* [Task description]:
Run through the records and, wherever a line holds the word "B价渠道", return that line.

[Start of section]

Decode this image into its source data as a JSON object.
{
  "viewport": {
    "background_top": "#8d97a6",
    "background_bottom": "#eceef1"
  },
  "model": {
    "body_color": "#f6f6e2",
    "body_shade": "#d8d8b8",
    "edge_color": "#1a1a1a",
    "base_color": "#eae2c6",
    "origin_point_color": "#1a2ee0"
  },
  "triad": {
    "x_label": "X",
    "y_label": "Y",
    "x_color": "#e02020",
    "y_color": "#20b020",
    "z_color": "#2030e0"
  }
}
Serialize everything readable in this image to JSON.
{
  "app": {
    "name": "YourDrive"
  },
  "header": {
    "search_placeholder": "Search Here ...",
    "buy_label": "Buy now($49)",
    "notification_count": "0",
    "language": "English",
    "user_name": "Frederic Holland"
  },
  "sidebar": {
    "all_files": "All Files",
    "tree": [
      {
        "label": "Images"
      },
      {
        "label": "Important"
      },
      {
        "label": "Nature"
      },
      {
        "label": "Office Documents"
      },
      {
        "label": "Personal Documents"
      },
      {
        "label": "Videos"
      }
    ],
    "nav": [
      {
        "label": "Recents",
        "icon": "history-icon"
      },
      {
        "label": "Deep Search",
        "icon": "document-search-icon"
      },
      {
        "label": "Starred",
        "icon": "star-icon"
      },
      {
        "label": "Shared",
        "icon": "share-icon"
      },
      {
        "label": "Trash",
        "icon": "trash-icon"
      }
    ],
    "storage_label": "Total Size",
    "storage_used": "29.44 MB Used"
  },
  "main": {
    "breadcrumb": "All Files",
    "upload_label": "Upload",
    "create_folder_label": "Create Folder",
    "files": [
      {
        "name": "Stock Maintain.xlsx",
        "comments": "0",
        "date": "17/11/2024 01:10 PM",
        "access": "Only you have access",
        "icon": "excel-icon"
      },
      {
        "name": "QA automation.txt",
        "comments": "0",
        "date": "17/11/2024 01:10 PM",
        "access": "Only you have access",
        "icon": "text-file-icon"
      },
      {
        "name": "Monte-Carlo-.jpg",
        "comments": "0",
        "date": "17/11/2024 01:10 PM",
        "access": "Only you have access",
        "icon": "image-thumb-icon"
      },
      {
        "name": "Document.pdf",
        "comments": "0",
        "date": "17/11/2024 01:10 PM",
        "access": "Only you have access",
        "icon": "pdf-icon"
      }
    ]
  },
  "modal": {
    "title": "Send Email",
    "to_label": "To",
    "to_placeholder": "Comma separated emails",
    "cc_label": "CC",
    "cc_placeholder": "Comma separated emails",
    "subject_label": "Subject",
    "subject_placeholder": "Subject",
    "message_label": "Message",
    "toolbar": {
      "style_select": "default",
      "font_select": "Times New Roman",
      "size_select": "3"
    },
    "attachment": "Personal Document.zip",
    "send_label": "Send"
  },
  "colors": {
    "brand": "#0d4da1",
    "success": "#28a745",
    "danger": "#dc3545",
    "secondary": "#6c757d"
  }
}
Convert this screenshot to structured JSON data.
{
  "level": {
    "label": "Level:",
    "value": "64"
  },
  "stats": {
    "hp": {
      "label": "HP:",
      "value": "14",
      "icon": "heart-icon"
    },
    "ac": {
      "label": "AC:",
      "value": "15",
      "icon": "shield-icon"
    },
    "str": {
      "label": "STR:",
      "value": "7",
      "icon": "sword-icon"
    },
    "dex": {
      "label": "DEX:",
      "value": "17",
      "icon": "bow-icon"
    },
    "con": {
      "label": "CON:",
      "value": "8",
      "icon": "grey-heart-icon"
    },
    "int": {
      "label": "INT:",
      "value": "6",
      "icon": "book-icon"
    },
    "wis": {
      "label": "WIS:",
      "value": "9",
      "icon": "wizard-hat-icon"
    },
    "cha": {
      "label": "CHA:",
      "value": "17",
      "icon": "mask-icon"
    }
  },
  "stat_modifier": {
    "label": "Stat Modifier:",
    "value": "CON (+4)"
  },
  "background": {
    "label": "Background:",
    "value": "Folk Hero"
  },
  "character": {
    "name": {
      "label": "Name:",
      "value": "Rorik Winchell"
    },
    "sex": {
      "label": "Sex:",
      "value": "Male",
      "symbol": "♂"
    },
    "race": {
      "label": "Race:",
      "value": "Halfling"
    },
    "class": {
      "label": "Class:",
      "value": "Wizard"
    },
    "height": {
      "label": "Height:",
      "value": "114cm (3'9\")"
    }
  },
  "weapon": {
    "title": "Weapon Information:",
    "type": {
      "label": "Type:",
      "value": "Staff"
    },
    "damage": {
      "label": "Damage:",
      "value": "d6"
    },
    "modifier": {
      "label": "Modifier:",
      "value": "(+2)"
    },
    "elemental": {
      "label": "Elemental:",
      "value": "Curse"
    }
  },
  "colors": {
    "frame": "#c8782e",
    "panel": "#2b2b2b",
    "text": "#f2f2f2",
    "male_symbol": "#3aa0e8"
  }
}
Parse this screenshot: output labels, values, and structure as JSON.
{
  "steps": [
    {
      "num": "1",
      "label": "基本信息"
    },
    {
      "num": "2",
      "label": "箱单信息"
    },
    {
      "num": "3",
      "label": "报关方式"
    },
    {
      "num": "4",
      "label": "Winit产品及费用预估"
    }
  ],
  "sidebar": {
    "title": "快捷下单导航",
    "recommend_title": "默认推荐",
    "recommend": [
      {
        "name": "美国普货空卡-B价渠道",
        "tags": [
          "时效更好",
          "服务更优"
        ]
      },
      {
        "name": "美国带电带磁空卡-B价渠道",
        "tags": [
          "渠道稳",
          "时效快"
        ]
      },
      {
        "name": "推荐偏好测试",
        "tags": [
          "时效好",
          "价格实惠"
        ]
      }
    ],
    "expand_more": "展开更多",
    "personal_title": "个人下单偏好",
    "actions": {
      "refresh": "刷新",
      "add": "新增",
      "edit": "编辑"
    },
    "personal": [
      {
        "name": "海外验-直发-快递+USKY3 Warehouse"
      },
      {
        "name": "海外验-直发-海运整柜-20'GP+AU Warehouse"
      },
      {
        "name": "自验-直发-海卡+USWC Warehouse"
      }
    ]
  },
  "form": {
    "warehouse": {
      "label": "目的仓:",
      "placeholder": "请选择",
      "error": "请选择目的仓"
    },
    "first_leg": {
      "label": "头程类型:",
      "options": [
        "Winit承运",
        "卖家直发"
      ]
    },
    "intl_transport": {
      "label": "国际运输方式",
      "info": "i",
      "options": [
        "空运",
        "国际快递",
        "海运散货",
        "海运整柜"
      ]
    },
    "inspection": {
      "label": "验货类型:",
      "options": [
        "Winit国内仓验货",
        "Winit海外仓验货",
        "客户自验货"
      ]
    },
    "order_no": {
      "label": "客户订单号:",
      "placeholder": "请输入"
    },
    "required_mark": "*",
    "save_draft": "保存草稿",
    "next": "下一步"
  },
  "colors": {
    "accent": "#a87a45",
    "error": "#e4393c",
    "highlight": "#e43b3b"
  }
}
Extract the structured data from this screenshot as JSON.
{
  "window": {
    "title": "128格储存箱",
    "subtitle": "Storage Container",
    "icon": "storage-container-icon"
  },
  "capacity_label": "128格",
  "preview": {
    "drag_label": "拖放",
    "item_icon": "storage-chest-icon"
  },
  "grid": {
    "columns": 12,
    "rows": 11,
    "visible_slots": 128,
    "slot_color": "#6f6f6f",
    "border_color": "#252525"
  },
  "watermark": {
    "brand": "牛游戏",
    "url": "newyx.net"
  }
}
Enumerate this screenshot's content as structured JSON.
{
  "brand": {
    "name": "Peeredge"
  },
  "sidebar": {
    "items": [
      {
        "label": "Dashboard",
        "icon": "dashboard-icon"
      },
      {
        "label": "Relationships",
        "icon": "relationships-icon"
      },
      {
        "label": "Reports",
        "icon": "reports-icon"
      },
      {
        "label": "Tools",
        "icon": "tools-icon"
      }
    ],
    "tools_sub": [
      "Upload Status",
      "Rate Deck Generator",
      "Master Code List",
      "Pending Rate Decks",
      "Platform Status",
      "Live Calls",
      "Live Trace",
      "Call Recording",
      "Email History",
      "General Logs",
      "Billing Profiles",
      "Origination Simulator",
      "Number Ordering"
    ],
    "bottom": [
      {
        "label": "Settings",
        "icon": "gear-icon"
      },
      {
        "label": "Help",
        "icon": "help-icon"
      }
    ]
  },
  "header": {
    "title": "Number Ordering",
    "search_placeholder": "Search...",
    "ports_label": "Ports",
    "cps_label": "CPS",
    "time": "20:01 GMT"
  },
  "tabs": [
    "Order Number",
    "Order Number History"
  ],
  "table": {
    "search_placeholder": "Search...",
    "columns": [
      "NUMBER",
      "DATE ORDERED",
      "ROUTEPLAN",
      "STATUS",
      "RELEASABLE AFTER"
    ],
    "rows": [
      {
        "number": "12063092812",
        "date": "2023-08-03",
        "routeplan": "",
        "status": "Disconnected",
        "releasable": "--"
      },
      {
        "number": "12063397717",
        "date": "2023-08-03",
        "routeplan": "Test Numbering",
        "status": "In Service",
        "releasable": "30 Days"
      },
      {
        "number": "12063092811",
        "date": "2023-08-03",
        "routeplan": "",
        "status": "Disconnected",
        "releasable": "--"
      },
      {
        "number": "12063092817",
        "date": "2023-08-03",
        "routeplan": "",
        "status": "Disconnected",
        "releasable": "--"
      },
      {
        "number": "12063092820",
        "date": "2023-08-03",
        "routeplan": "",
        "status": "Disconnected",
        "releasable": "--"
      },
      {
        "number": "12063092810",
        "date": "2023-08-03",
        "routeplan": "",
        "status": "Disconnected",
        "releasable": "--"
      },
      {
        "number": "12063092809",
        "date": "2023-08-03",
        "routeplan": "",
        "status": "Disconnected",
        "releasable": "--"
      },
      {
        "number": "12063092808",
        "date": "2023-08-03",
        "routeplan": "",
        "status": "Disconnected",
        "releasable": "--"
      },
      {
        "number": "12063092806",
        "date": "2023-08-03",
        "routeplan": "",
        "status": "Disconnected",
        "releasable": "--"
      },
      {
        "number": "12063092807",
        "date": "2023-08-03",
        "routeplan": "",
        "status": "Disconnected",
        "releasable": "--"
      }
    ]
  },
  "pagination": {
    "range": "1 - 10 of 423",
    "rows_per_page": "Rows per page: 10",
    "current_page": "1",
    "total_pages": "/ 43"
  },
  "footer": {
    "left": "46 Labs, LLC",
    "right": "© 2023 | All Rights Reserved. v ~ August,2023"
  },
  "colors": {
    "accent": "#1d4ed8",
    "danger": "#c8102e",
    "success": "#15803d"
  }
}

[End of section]

* [Solution for this task]:
        "name": "美国普货空卡-B价渠道",
        "name": "美国带电带磁空卡-B价渠道",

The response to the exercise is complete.